The biggest action films of the 1980s were vehicles for either Arnold Schwarzenegger or Sylvester Stallone about muscle bound heroes who don’t feel any real pain and gun down swarms of disposable baddies without even blinking. Die Hard changed that because it’s main character wasn’t a body builder, he wasn’t a Special Forces trained badass with unlimited bullets and the ability to be shot, stabbed and blown up and then brush themselves off as if they had just walked through a cloud of dust. John McClane was just a New York cop trying to reconcile with his estranged wife on Christmas Eve. This was not an action hero, this was just an ordinary blue collar guy, someone you could share a drink with at a bar. The list of actors who were offered the role of John McClane is extensive, both Schwarzenegger and Stallone turned down the role, amongst many others, by far the strangest was Frank Sinatra who the studio had a contractual obligation to offer the role to. To think we could have ended up with an action film that had a 72 year old Frank Sinatra in the role.
You’ve heard of our Secret Santa episodes, but have you heard of our Secret Pumpkin episode? Sure you have. It’s literally this episode. We’ve gone and assigned each other some fun horror films to round out our horror month. Special thanks to After the Hype alumn Nick Friedemann for joining us this week.
Just because a showrunner is a white man, that doesn’t mean he can’t be intersectional.
You hear a lot about the importance of diversity in the writers’ room in order to have a broader viewpoint – and that’s always correct. Showrunners need to hire more diverse writers, and those writers will in turn grow up to be showrunners, and in the meantime, new voices will create more interesting and relatable stories. Truth be told, there is no room in the future for cis white men who refuse to step out of their bubble. It may not seem like it, but what we’re living through now are the death throes of their era. That’s probably what they’re so afraid of.

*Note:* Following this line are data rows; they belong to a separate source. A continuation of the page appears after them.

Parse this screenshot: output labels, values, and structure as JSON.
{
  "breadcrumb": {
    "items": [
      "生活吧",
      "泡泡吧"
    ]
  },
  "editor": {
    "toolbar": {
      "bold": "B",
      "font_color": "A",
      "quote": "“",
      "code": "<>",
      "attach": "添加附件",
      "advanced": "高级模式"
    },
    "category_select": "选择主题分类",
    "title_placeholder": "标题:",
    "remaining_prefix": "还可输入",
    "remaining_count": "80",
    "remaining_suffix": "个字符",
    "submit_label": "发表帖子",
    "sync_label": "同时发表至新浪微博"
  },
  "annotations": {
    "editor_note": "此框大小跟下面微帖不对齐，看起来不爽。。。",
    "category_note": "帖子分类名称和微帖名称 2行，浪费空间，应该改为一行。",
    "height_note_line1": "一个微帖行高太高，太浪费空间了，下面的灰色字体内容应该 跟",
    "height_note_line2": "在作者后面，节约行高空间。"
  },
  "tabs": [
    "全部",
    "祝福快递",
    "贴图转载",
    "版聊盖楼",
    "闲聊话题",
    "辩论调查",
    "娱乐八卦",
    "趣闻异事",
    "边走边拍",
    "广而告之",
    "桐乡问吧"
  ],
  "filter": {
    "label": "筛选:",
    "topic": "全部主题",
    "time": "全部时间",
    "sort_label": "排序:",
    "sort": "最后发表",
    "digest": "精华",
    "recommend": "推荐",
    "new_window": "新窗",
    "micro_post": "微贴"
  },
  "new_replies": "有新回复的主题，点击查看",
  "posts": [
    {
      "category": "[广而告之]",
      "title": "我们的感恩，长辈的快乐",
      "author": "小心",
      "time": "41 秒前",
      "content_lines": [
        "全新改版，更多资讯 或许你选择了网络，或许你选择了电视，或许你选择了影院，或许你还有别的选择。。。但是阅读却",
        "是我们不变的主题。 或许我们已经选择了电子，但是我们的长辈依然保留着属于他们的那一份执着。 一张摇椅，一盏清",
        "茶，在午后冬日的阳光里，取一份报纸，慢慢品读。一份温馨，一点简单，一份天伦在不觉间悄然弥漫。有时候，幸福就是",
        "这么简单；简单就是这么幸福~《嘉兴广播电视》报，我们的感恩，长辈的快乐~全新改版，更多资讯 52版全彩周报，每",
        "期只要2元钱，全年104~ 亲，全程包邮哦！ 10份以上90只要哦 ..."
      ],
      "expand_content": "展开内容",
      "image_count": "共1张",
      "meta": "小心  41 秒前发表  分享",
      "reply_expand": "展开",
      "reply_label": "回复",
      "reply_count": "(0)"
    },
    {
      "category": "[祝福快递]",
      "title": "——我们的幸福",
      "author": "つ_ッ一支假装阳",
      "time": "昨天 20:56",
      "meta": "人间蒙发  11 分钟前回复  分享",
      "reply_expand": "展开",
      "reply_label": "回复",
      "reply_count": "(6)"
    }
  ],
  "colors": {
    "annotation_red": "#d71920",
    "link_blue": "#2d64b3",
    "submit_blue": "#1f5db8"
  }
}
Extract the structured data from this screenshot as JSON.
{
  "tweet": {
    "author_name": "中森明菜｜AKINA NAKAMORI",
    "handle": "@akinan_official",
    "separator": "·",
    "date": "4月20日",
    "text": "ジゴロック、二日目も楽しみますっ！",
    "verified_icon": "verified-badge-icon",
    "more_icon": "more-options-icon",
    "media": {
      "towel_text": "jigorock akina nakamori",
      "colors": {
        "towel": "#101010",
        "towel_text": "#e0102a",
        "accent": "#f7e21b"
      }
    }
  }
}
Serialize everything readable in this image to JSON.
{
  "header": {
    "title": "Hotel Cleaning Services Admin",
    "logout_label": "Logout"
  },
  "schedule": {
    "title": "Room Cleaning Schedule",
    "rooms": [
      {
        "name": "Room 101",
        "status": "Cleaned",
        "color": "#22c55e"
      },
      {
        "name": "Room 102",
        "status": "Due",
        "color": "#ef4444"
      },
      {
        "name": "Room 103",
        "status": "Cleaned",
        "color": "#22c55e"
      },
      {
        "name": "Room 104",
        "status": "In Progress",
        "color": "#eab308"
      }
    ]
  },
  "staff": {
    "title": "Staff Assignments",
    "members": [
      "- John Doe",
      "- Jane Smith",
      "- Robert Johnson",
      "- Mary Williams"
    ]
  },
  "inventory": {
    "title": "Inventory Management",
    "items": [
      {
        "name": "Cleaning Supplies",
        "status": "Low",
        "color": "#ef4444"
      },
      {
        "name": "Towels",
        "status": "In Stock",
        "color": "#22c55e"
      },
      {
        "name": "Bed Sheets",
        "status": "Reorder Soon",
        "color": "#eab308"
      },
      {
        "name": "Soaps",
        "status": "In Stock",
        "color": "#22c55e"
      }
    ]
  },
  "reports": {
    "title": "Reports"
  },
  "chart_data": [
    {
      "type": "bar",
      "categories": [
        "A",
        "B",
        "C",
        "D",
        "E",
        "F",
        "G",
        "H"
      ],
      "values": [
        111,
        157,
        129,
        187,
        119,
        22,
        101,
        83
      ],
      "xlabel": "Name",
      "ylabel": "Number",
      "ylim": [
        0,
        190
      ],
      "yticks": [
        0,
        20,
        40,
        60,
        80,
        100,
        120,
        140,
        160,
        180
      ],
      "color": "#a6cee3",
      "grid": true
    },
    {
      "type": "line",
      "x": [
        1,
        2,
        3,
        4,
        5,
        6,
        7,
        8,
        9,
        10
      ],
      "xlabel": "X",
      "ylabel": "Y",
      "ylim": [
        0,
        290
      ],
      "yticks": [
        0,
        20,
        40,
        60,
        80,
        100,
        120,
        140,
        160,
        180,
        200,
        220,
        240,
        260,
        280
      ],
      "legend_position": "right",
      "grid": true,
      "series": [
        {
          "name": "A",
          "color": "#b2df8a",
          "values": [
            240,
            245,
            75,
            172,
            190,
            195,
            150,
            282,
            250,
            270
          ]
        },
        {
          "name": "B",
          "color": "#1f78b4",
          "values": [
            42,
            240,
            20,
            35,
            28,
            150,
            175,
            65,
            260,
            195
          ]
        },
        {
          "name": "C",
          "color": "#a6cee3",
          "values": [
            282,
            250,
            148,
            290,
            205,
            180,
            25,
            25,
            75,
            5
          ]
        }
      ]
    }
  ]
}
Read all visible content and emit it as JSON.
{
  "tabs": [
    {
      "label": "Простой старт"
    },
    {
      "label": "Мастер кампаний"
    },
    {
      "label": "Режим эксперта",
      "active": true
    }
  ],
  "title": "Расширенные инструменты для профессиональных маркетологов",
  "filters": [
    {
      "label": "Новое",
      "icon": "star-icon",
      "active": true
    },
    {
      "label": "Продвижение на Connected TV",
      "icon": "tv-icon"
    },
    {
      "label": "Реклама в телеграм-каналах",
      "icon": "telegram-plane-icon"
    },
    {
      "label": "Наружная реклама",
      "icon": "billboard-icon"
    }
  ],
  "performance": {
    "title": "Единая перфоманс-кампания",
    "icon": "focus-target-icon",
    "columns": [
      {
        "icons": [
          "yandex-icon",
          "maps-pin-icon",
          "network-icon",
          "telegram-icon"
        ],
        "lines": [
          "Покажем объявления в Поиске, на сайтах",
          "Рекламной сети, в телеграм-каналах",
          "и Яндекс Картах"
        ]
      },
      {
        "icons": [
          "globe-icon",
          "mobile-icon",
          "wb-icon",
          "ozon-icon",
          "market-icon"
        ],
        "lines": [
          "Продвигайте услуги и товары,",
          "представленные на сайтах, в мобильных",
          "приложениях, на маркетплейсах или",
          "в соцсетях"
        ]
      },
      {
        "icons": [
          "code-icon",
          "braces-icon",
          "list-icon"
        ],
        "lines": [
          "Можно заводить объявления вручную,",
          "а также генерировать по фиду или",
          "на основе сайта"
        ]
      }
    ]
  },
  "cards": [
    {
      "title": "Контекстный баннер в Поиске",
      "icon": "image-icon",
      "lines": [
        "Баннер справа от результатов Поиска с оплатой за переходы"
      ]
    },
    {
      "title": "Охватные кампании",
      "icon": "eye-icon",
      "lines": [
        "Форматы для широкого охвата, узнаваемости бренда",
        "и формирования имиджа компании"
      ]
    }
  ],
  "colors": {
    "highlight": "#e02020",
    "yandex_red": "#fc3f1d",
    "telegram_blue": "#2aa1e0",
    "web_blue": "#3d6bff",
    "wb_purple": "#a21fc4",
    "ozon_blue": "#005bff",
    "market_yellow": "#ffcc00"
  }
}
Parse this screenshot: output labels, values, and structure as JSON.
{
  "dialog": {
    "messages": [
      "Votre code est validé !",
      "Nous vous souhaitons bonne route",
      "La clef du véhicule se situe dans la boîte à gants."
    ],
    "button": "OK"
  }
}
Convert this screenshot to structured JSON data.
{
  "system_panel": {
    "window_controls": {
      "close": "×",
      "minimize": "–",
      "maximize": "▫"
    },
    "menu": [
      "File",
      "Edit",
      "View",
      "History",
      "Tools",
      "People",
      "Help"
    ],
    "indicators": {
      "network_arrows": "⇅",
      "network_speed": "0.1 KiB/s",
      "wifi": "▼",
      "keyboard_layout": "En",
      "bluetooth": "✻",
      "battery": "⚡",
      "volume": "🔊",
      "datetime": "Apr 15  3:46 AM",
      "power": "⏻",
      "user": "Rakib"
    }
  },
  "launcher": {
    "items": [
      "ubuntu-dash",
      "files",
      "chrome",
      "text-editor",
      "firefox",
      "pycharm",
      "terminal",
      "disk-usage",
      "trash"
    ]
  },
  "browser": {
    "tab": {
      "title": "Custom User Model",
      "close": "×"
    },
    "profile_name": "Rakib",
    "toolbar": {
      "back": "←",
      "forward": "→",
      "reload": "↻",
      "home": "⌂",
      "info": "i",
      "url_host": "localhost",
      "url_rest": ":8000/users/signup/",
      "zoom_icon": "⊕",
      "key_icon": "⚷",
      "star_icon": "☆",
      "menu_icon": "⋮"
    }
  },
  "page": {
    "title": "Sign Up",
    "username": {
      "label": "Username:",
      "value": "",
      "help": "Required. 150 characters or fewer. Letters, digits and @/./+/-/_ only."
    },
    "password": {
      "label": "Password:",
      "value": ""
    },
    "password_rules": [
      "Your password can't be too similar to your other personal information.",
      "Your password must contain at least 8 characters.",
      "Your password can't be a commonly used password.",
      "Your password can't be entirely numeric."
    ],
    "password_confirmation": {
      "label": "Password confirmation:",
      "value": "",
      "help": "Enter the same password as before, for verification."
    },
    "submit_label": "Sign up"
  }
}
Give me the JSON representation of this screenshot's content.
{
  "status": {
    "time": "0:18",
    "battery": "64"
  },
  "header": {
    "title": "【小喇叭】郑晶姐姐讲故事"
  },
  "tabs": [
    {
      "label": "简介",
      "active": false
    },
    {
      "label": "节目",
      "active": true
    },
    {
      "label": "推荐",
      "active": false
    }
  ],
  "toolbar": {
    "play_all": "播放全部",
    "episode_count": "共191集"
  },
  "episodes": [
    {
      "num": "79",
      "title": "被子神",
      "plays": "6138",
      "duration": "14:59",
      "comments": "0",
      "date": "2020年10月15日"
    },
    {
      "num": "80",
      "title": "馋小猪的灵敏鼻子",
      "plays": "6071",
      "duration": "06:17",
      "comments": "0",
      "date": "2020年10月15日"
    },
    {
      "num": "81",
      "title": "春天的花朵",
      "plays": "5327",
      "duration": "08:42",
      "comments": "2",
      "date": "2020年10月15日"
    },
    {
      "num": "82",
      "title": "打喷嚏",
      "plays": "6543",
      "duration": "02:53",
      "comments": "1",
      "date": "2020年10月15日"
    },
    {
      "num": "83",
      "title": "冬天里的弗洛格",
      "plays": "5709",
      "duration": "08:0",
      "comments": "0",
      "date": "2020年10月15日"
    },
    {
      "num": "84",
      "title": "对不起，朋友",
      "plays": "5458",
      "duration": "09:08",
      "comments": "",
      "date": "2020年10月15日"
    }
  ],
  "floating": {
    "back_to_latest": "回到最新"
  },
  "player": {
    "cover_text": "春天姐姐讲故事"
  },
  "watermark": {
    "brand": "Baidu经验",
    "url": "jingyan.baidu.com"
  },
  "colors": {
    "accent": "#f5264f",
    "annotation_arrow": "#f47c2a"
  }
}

That’s why it’s so important to see cis white men stepping up to help create a TV landscape that includes voices and stories other than their own. That’s the future. This week, we saw two cis white male showrunners do just that.
Emily Blake writes screenplays with lots of fight scenes. She is a vocal advocate for feminism, polyamory, kink, and sex positivity. She makes most of her money as a script supervisor for film and television, but she also makes cosplays for clients out of her little apartment in Los Angeles.
This week on the pod Bryan Dressel, Graham “Tate” Mason, and Nick “I Don’t Know His Middle Name” (It’s Carl) Friedemann talk Fallen Arches – a weird, grab bag of pieces that kind of work but sometimes go a bit dark. You know, like that one Star War.
INTRO MUSIC COURTESY Bradley David Parsons inspired by JG Thrilwell
Back when trailers had no rules and totally ruled!
Man I love old trailers. They didn’t have any rules and no one really cared about them. Just show 3-5 min of the movie, have a guy who smoked an entire carton of cigarettes talk the whole time, and tell me the name of the movie. That’s it. My favorite old trailer of all time is Taxi Driver. That thing is just a short 4 min summary of the entire movie, gives away everything from the movie. Halloween is no better, and somehow, SO MUCH BETTER.
This week it’s serial killers and social media as we tackle the surprisingly fun horror comedy Tragedy Girls, directed by Tyler MacIntyre. Special thanks to friend of the show Elizabeth Hanley for the recommendation.